How to complete this task ▸ Only lines that contain the word "JSON" are to be returned from the data below.

BEGIN

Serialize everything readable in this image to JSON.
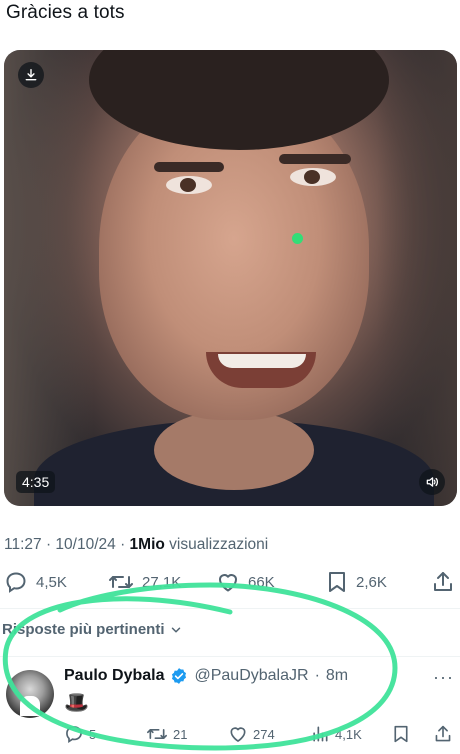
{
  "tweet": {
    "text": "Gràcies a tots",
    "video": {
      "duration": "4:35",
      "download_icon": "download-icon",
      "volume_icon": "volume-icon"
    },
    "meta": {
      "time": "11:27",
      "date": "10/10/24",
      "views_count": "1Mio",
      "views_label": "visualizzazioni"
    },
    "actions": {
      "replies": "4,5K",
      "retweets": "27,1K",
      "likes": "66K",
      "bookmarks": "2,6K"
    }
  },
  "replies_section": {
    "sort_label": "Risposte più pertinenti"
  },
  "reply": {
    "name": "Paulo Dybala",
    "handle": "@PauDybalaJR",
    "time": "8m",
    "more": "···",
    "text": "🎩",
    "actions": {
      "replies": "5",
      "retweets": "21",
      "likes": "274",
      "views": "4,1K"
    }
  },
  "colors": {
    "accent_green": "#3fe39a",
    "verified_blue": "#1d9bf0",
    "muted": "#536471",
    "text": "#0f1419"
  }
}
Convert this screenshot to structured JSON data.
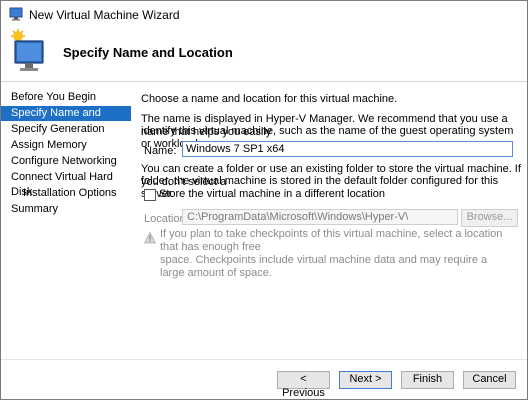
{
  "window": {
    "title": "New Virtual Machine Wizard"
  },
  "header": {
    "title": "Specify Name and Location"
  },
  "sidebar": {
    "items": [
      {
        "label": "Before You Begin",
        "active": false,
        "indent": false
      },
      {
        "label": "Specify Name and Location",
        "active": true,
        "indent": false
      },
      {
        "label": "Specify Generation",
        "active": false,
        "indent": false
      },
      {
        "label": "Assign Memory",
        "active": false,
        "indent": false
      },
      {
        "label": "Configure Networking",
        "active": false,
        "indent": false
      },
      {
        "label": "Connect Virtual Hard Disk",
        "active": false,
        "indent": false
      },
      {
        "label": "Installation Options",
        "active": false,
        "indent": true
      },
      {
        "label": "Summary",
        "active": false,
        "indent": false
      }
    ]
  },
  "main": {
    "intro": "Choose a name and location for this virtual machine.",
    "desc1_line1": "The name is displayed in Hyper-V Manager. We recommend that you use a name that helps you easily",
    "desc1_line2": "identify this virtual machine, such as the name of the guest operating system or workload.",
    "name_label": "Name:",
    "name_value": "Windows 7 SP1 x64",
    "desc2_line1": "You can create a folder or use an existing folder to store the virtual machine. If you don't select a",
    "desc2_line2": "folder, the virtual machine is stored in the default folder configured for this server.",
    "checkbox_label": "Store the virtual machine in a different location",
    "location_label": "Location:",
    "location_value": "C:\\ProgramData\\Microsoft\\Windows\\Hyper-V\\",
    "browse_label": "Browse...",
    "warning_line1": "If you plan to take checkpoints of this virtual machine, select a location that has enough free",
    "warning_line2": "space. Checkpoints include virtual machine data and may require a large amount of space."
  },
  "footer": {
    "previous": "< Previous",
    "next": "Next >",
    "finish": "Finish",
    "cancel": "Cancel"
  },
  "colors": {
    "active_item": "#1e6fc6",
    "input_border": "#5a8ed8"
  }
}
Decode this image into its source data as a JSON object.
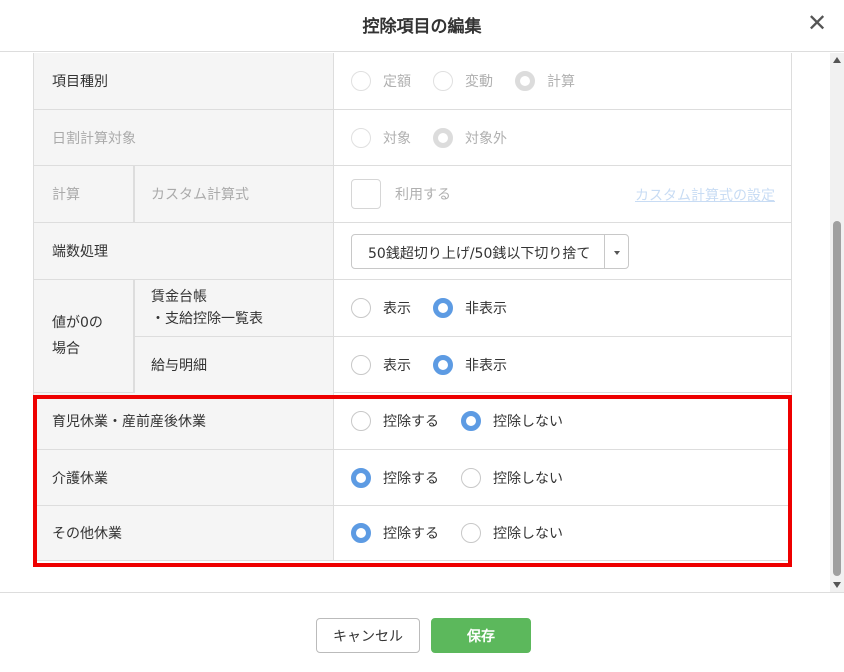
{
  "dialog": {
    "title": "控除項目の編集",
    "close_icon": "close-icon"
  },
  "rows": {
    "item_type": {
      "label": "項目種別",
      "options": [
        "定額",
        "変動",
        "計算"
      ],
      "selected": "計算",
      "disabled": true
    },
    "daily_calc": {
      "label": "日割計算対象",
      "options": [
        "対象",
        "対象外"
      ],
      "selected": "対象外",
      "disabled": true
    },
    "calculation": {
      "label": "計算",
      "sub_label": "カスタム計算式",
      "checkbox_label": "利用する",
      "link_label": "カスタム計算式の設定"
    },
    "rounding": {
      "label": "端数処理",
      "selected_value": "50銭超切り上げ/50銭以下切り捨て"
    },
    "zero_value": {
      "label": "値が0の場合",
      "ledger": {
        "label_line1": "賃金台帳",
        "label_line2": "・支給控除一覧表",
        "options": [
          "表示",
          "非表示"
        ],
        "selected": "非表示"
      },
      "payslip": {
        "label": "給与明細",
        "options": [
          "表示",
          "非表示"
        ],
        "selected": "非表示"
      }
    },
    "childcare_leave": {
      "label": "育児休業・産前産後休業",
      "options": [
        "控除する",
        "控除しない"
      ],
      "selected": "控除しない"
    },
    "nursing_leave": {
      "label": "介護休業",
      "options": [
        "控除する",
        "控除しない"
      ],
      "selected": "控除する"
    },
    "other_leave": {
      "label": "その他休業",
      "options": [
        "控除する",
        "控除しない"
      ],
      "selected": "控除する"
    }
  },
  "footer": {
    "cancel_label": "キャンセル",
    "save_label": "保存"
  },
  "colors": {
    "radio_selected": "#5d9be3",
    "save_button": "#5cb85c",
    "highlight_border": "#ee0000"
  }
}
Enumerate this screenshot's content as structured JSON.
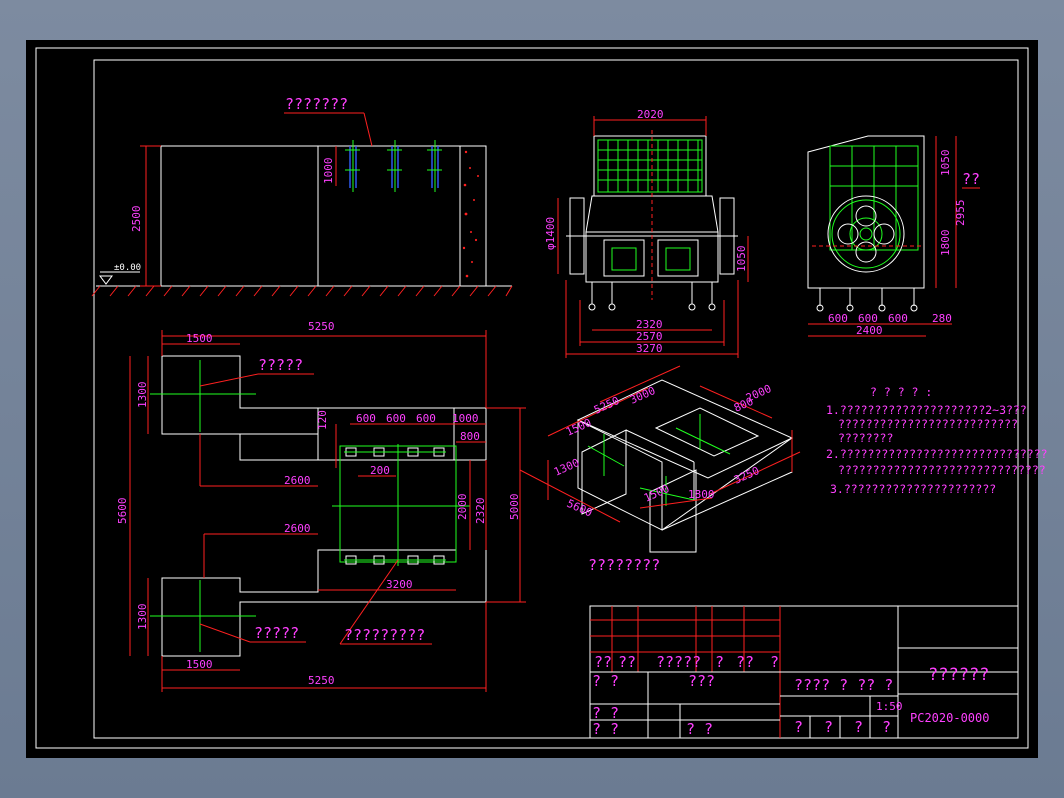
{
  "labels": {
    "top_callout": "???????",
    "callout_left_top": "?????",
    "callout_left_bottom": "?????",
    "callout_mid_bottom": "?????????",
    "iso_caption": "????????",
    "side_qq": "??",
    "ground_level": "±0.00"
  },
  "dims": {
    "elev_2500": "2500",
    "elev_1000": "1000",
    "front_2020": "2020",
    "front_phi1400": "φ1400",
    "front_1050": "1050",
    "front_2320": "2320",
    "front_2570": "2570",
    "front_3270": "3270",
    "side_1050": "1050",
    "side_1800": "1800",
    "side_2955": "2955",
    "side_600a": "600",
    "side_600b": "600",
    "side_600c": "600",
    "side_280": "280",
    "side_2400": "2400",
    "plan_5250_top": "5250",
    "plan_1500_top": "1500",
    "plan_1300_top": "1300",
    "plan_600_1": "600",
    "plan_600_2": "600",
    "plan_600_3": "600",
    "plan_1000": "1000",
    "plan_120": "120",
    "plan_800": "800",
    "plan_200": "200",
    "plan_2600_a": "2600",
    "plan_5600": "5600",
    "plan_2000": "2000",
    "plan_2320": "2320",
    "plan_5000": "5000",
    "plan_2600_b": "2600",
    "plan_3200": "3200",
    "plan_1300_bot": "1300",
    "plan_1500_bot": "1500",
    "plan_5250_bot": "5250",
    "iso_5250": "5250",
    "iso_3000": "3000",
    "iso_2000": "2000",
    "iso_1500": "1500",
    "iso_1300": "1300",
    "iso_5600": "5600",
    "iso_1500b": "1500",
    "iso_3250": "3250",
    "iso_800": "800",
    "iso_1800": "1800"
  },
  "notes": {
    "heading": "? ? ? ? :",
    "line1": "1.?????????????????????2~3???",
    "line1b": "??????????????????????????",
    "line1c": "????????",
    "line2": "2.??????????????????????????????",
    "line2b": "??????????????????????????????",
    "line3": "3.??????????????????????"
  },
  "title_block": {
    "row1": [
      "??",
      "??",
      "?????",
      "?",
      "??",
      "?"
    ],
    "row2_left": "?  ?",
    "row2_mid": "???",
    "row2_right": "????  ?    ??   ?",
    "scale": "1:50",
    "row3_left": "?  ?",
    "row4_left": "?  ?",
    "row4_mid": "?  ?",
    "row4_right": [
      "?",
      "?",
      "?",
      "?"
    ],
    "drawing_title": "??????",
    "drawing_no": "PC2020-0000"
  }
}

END

Task result ▸
Serialize everything readable in this image to JSON.
Convert this screenshot to structured JSON data.
Decode this image into its source data as a JSON object.
Enumerate this screenshot's content as structured JSON.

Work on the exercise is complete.